_Task input_.
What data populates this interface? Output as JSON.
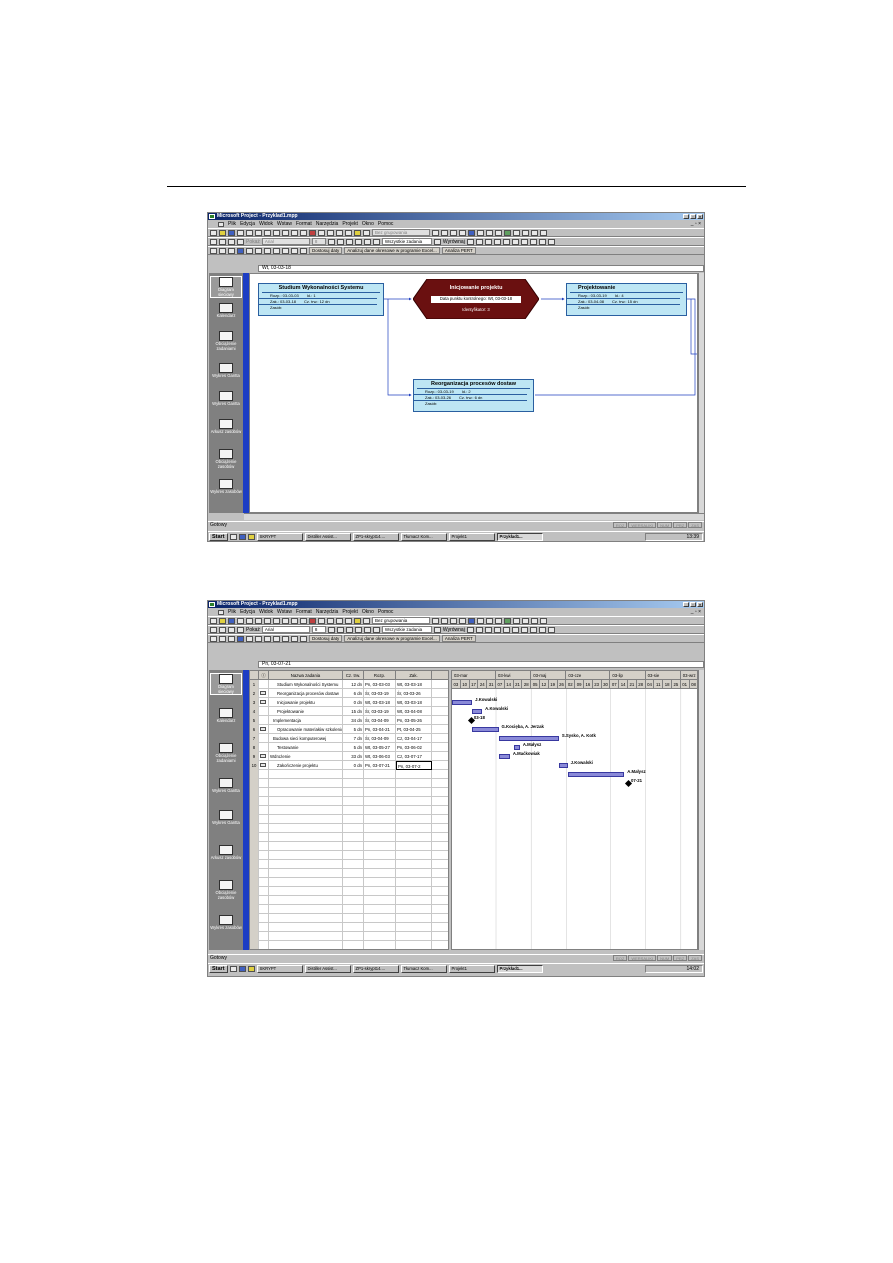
{
  "app": {
    "title": "Microsoft Project - Przyklad1.mpp"
  },
  "menu": [
    "Plik",
    "Edycja",
    "Widok",
    "Wstaw",
    "Format",
    "Narzędzia",
    "Projekt",
    "Okno",
    "Pomoc"
  ],
  "toolbar": {
    "grouping": "Bez grupowania",
    "link_label": "Pokaż",
    "font": "Arial",
    "font_size": "8",
    "filter": "Wszystkie zadania",
    "align_label": "Wyrównaj",
    "adjust_dates": "Dostosuj daty",
    "analyze": "Analizuj dane okresowe w programie Excel...",
    "pert": "Analiza PERT"
  },
  "views": [
    "Diagram sieciowy",
    "Kalendarz",
    "Obciążenie zadaniami",
    "Wykres Gantta",
    "Wykres Gantta",
    "Arkusz zasobów",
    "Obciążenie zasobów",
    "Wykres zasobów"
  ],
  "screen1": {
    "entry_value": "Wt, 03-03-18",
    "nodes": [
      {
        "title": "Studium Wykonalności Systemu",
        "start": "Rozp.: 03-03-03",
        "id": "Id.: 1",
        "end": "Zak.: 03-03-18",
        "dur": "Cz. trw.: 12 dn",
        "res": "Zasób:"
      },
      {
        "title": "Projektowanie",
        "start": "Rozp.: 03-03-19",
        "id": "Id.: 4",
        "end": "Zak.: 03-04-08",
        "dur": "Cz. trw.: 15 dn",
        "res": "Zasób:"
      },
      {
        "title": "Reorganizacja procesów dostaw",
        "start": "Rozp.: 03-03-19",
        "id": "Id.: 2",
        "end": "Zak.: 03-03-26",
        "dur": "Cz. trw.: 6 dn",
        "res": "Zasób:"
      }
    ],
    "milestone": {
      "title": "Inicjowanie projektu",
      "field": "Data punktu kontrolnego: Wt, 03-03-18",
      "id": "Identyfikator: 3"
    },
    "status": "Gotowy",
    "clock": "13:39"
  },
  "screen2": {
    "entry_value": "Pn, 03-07-21",
    "columns": [
      "",
      "Nazwa zadania",
      "Cz. trw.",
      "Rozp.",
      "Zak."
    ],
    "tasks": [
      {
        "n": "1",
        "name": "Studium Wykonalności Systemu",
        "dur": "12 dn",
        "start": "Pn, 03-03-03",
        "end": "Wt, 03-03-18"
      },
      {
        "n": "2",
        "name": "Reorganizacja procesów dostaw",
        "dur": "6 dn",
        "start": "Śr, 03-03-19",
        "end": "Śr, 03-03-26"
      },
      {
        "n": "3",
        "name": "Inicjowanie projektu",
        "dur": "0 dn",
        "start": "Wt, 03-03-18",
        "end": "Wt, 03-03-18"
      },
      {
        "n": "4",
        "name": "Projektowanie",
        "dur": "15 dn",
        "start": "Śr, 03-03-19",
        "end": "Wt, 03-04-08"
      },
      {
        "n": "5",
        "name": "Implementacja",
        "dur": "34 dn",
        "start": "Śr, 03-04-09",
        "end": "Pn, 03-05-26"
      },
      {
        "n": "6",
        "name": "Opracowanie materiałów szkolenio",
        "dur": "5 dn",
        "start": "Pn, 03-04-21",
        "end": "Pt, 03-04-25"
      },
      {
        "n": "7",
        "name": "Budowa sieci komputerowej",
        "dur": "7 dn",
        "start": "Śr, 03-04-09",
        "end": "Cz, 03-04-17"
      },
      {
        "n": "8",
        "name": "Testowanie",
        "dur": "5 dn",
        "start": "Wt, 03-05-27",
        "end": "Pn, 03-06-02"
      },
      {
        "n": "9",
        "name": "Wdrożenie",
        "dur": "33 dn",
        "start": "Wt, 03-06-03",
        "end": "Cz, 03-07-17"
      },
      {
        "n": "10",
        "name": "Zakończenie projektu",
        "dur": "0 dn",
        "start": "Pn, 03-07-21",
        "end": "Pn, 03-07-2"
      }
    ],
    "months": [
      "03-mar",
      "03-kwi",
      "03-maj",
      "03-cze",
      "03-lip",
      "03-sie",
      "03-wrz"
    ],
    "days": [
      "03",
      "10",
      "17",
      "24",
      "31",
      "07",
      "14",
      "21",
      "28",
      "05",
      "12",
      "19",
      "26",
      "02",
      "09",
      "16",
      "23",
      "30",
      "07",
      "14",
      "21",
      "28",
      "04",
      "11",
      "18",
      "25",
      "01",
      "08"
    ],
    "bar_labels": [
      "J.Kowalski",
      "A.Kowalski",
      "03-18",
      "G.Kocięba, A. Jerzak",
      "S.Sysko, A. Kotk",
      "A.Małysz",
      "A.Maćkowiak",
      "J.Kowalski",
      "A.Małysz",
      "07-21"
    ],
    "status": "Gotowy",
    "clock": "14:02"
  },
  "statusbar_ind": [
    "ROZ",
    "WERSALIKI",
    "NUM",
    "PRZ",
    "ZAS"
  ],
  "taskbar": {
    "start": "Start",
    "items": [
      "SKRYPT",
      "Distiller Assist...",
      "ZP1-skrypt14....",
      "Tłumacz Kom...",
      "Projekt1",
      "Przykład1..."
    ]
  }
}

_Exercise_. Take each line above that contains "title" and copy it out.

_Your solution_.
    "title": "Microsoft Project - Przyklad1.mpp"
        "title": "Studium Wykonalności Systemu",
        "title": "Projektowanie",
        "title": "Reorganizacja procesów dostaw",
      "title": "Inicjowanie projektu",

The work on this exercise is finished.